- Opening Delimiter -

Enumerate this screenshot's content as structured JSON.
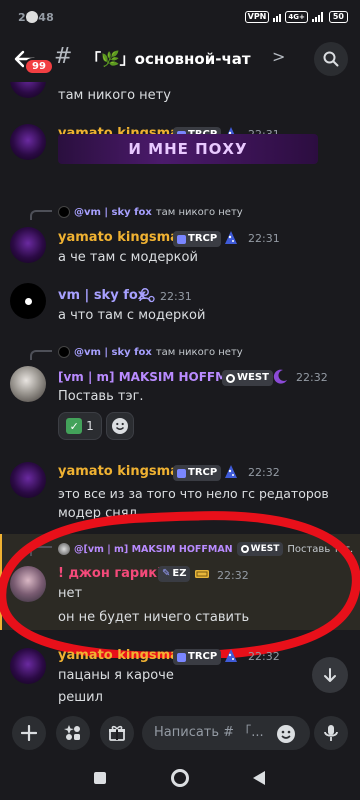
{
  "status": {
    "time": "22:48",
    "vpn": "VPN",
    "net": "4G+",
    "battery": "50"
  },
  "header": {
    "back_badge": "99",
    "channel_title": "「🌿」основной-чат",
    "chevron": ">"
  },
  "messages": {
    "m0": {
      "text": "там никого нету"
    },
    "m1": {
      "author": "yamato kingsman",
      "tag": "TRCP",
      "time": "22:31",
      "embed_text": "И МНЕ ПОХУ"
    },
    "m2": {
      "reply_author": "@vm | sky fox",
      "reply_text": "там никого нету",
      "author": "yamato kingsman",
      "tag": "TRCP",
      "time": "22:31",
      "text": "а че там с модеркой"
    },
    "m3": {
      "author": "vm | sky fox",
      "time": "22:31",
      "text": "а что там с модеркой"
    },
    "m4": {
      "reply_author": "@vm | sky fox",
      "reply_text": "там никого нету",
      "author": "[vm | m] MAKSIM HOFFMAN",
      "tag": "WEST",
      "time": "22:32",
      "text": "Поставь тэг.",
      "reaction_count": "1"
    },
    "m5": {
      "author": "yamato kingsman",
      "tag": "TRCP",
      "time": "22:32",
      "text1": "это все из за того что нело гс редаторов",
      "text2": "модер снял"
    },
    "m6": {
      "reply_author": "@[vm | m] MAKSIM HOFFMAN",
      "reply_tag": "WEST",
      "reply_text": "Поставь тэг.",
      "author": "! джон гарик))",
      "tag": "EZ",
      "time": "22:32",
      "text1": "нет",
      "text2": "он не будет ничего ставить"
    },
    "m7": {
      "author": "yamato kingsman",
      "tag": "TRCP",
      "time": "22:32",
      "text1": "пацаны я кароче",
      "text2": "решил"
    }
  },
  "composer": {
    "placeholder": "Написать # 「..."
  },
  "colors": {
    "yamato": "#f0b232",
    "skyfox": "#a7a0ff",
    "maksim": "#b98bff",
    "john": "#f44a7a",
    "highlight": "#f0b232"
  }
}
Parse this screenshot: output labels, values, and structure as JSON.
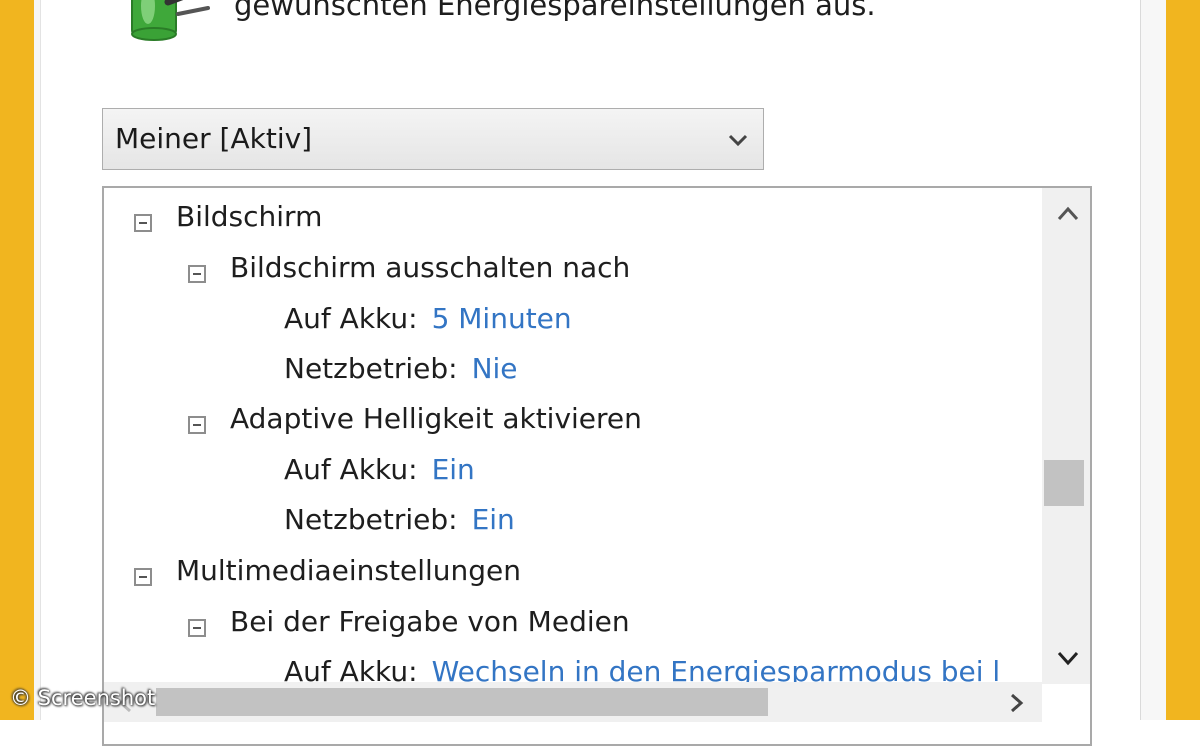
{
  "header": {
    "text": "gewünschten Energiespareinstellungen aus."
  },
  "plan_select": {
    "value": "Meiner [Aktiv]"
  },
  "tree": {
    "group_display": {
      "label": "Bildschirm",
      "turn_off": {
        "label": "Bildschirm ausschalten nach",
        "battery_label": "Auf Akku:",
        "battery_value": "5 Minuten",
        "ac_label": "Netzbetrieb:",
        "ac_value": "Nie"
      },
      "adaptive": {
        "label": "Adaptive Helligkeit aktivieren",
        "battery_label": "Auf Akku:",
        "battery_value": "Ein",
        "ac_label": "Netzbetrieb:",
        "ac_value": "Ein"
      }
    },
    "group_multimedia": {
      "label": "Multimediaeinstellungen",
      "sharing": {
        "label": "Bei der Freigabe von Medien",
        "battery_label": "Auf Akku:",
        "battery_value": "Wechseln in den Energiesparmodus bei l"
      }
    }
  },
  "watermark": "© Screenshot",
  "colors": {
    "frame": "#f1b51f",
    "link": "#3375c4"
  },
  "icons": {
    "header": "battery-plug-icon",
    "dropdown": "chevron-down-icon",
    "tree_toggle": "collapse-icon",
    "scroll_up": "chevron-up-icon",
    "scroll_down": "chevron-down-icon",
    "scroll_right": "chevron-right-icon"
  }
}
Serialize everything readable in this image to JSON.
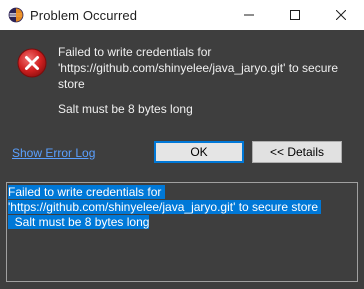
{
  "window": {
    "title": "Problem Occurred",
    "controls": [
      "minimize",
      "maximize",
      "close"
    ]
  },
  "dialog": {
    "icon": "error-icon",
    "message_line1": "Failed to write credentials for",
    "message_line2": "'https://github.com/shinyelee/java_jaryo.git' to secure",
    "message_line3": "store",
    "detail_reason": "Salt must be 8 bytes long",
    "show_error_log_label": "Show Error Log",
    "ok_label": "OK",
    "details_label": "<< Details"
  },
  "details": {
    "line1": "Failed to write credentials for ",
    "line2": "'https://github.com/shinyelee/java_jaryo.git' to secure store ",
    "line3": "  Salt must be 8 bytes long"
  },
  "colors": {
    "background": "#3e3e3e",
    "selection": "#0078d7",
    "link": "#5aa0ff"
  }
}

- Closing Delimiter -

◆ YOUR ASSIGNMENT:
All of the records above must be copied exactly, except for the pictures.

◆ ANSWER TO THE EXERCISE:
Enumerate this screenshot's content as structured JSON.
{
  "status": {
    "time": "22:48",
    "vpn": "VPN",
    "net": "4G+",
    "battery": "50"
  },
  "header": {
    "back_badge": "99",
    "channel_title": "「🌿」основной-чат",
    "chevron": ">"
  },
  "messages": {
    "m0": {
      "text": "там никого нету"
    },
    "m1": {
      "author": "yamato kingsman",
      "tag": "TRCP",
      "time": "22:31",
      "embed_text": "И МНЕ ПОХУ"
    },
    "m2": {
      "reply_author": "@vm | sky fox",
      "reply_text": "там никого нету",
      "author": "yamato kingsman",
      "tag": "TRCP",
      "time": "22:31",
      "text": "а че там с модеркой"
    },
    "m3": {
      "author": "vm | sky fox",
      "time": "22:31",
      "text": "а что там с модеркой"
    },
    "m4": {
      "reply_author": "@vm | sky fox",
      "reply_text": "там никого нету",
      "author": "[vm | m] MAKSIM HOFFMAN",
      "tag": "WEST",
      "time": "22:32",
      "text": "Поставь тэг.",
      "reaction_count": "1"
    },
    "m5": {
      "author": "yamato kingsman",
      "tag": "TRCP",
      "time": "22:32",
      "text1": "это все из за того что нело гс редаторов",
      "text2": "модер снял"
    },
    "m6": {
      "reply_author": "@[vm | m] MAKSIM HOFFMAN",
      "reply_tag": "WEST",
      "reply_text": "Поставь тэг.",
      "author": "! джон гарик))",
      "tag": "EZ",
      "time": "22:32",
      "text1": "нет",
      "text2": "он не будет ничего ставить"
    },
    "m7": {
      "author": "yamato kingsman",
      "tag": "TRCP",
      "time": "22:32",
      "text1": "пацаны я кароче",
      "text2": "решил"
    }
  },
  "composer": {
    "placeholder": "Написать # 「..."
  },
  "colors": {
    "yamato": "#f0b232",
    "skyfox": "#a7a0ff",
    "maksim": "#b98bff",
    "john": "#f44a7a",
    "highlight": "#f0b232"
  }
}
Parse this screenshot: output labels, values, and structure as JSON.
{
  "header": {
    "text": "gewünschten Energiespareinstellungen aus."
  },
  "plan_select": {
    "value": "Meiner [Aktiv]"
  },
  "tree": {
    "group_display": {
      "label": "Bildschirm",
      "turn_off": {
        "label": "Bildschirm ausschalten nach",
        "battery_label": "Auf Akku:",
        "battery_value": "5 Minuten",
        "ac_label": "Netzbetrieb:",
        "ac_value": "Nie"
      },
      "adaptive": {
        "label": "Adaptive Helligkeit aktivieren",
        "battery_label": "Auf Akku:",
        "battery_value": "Ein",
        "ac_label": "Netzbetrieb:",
        "ac_value": "Ein"
      }
    },
    "group_multimedia": {
      "label": "Multimediaeinstellungen",
      "sharing": {
        "label": "Bei der Freigabe von Medien",
        "battery_label": "Auf Akku:",
        "battery_value": "Wechseln in den Energiesparmodus bei l"
      }
    }
  },
  "watermark": "© Screenshot",
  "colors": {
    "frame": "#f1b51f",
    "link": "#3375c4"
  },
  "icons": {
    "header": "battery-plug-icon",
    "dropdown": "chevron-down-icon",
    "tree_toggle": "collapse-icon",
    "scroll_up": "chevron-up-icon",
    "scroll_down": "chevron-down-icon",
    "scroll_right": "chevron-right-icon"
  }
}
Serialize everything readable in this image to JSON.
{
  "window": {
    "title": "Problem Occurred",
    "controls": [
      "minimize",
      "maximize",
      "close"
    ]
  },
  "dialog": {
    "icon": "error-icon",
    "message_line1": "Failed to write credentials for",
    "message_line2": "'https://github.com/shinyelee/java_jaryo.git' to secure",
    "message_line3": "store",
    "detail_reason": "Salt must be 8 bytes long",
    "show_error_log_label": "Show Error Log",
    "ok_label": "OK",
    "details_label": "<< Details"
  },
  "details": {
    "line1": "Failed to write credentials for ",
    "line2": "'https://github.com/shinyelee/java_jaryo.git' to secure store ",
    "line3": "  Salt must be 8 bytes long"
  },
  "colors": {
    "background": "#3e3e3e",
    "selection": "#0078d7",
    "link": "#5aa0ff"
  }
}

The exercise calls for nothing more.